**Data for review**
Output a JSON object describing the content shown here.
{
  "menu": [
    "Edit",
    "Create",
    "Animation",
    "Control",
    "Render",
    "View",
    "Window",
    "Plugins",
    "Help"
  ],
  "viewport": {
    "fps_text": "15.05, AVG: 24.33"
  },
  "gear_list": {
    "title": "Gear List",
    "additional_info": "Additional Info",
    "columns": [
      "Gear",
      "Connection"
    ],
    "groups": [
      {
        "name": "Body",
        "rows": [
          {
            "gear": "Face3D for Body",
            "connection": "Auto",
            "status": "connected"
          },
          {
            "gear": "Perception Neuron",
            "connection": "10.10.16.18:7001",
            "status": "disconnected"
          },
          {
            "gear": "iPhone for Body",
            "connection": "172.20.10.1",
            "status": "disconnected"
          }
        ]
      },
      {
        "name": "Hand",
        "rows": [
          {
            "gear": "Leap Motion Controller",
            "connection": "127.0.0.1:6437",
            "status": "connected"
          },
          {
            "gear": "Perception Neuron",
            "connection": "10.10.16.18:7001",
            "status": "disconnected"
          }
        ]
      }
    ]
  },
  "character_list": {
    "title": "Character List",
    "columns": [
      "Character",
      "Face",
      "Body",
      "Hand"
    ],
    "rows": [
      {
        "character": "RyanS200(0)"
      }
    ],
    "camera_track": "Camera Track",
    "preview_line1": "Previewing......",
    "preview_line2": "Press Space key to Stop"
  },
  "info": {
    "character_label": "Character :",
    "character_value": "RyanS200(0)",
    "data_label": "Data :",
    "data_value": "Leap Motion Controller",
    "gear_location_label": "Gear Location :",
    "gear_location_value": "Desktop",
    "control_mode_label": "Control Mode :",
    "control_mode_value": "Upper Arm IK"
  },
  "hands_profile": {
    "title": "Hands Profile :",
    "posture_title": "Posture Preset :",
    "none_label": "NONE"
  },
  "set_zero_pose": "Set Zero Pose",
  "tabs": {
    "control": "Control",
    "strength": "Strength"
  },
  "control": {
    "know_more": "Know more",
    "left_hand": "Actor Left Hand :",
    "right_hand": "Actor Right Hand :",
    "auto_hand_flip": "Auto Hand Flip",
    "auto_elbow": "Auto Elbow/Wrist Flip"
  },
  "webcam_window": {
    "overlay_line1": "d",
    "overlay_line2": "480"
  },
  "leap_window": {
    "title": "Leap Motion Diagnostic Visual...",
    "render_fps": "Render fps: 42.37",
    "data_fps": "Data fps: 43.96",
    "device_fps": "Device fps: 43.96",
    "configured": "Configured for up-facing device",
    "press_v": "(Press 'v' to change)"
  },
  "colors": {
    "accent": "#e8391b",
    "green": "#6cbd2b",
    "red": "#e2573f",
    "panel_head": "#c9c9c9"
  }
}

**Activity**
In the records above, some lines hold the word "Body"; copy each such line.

**Completed task**
        "name": "Body",
            "gear": "Face3D for Body",
            "gear": "iPhone for Body",
      "Body",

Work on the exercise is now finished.